*** EXERCISE INPUT Section Begins ***

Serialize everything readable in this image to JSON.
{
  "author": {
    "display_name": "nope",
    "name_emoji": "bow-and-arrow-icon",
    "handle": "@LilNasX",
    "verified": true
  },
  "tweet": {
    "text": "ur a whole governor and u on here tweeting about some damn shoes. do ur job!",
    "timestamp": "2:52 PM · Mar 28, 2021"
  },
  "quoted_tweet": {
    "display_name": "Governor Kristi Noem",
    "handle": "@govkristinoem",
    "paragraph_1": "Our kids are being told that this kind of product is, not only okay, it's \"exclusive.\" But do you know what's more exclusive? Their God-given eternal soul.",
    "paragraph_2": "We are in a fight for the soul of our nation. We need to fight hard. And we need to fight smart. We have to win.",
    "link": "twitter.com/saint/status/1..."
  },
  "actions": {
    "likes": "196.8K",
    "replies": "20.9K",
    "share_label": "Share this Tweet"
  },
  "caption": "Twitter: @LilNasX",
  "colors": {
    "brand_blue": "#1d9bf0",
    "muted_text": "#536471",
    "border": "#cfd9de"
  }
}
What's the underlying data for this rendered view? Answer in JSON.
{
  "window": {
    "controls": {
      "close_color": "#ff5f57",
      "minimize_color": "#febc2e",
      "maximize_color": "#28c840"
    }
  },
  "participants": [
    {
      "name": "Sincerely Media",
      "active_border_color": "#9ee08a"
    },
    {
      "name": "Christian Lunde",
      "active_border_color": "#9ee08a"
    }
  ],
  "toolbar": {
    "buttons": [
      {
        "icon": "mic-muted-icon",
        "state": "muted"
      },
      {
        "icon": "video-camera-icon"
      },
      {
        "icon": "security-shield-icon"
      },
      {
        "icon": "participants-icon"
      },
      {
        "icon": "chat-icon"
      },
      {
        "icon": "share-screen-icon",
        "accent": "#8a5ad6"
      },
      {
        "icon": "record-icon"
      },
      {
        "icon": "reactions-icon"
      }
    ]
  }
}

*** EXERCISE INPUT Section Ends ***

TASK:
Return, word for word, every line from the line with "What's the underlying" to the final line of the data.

OUTPUT OF THE EXERCISE:
What's the underlying data for this rendered view? Answer in JSON.
{
  "window": {
    "controls": {
      "close_color": "#ff5f57",
      "minimize_color": "#febc2e",
      "maximize_color": "#28c840"
    }
  },
  "participants": [
    {
      "name": "Sincerely Media",
      "active_border_color": "#9ee08a"
    },
    {
      "name": "Christian Lunde",
      "active_border_color": "#9ee08a"
    }
  ],
  "toolbar": {
    "buttons": [
      {
        "icon": "mic-muted-icon",
        "state": "muted"
      },
      {
        "icon": "video-camera-icon"
      },
      {
        "icon": "security-shield-icon"
      },
      {
        "icon": "participants-icon"
      },
      {
        "icon": "chat-icon"
      },
      {
        "icon": "share-screen-icon",
        "accent": "#8a5ad6"
      },
      {
        "icon": "record-icon"
      },
      {
        "icon": "reactions-icon"
      }
    ]
  }
}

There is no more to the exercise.